Exercise material →
■ ■ ■ ■ ■
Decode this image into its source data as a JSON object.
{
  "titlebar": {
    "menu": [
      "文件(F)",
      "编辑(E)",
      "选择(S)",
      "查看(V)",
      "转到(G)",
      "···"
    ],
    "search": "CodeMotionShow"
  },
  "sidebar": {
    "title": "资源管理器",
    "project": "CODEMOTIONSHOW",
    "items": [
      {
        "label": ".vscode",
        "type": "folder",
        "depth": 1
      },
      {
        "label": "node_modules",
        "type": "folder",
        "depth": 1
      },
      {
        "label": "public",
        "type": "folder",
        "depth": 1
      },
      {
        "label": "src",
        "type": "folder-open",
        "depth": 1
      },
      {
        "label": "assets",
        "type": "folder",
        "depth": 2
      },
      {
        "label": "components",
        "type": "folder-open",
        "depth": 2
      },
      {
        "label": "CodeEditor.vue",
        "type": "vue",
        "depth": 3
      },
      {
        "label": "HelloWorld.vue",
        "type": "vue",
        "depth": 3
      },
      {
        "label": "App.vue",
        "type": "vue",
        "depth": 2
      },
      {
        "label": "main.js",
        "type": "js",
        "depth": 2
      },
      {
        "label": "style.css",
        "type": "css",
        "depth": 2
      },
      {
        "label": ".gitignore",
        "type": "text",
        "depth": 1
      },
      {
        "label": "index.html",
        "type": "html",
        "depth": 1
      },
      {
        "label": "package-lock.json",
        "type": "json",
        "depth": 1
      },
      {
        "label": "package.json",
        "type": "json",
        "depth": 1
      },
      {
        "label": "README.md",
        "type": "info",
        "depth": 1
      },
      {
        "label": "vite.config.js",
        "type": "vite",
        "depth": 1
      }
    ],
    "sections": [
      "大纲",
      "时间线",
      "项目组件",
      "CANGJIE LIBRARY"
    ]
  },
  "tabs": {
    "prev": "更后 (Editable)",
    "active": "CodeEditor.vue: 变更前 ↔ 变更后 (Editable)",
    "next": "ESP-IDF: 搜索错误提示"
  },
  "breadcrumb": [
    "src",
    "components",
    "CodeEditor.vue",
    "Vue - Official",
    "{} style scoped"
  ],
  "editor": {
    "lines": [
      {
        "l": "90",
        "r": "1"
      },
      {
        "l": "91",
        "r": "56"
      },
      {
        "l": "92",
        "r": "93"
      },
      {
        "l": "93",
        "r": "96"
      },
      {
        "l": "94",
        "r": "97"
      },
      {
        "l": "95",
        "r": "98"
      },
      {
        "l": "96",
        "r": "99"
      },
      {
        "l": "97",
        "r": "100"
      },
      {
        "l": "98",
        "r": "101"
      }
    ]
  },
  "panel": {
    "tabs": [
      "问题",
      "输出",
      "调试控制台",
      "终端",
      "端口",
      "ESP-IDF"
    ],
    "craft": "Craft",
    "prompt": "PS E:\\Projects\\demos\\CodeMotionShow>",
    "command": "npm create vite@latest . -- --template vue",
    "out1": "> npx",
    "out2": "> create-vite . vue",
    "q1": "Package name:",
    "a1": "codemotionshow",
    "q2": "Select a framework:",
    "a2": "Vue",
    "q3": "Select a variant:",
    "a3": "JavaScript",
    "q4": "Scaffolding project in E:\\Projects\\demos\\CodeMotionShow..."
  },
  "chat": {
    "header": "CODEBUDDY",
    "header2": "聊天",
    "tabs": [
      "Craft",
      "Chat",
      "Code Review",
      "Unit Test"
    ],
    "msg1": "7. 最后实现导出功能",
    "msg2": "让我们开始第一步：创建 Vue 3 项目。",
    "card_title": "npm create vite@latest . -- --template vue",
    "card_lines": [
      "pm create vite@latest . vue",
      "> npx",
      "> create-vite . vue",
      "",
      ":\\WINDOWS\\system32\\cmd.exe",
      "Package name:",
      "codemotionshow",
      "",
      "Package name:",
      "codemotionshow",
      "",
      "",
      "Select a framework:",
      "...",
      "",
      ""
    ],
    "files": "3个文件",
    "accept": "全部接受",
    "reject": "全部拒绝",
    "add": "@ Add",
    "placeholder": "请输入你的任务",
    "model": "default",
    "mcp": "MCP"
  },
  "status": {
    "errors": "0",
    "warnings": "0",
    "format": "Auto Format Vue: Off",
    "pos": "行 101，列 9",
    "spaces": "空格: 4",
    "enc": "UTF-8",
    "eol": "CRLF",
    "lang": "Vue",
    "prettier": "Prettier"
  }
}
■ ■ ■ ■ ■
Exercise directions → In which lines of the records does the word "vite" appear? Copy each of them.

Solution →
        "label": "vite.config.js",
        "type": "vite",
    "command": "npm create vite@latest . -- --template vue",
    "out2": "> create-vite . vue",
    "card_title": "npm create vite@latest . -- --template vue",
      "pm create vite@latest . vue",
      "> create-vite . vue",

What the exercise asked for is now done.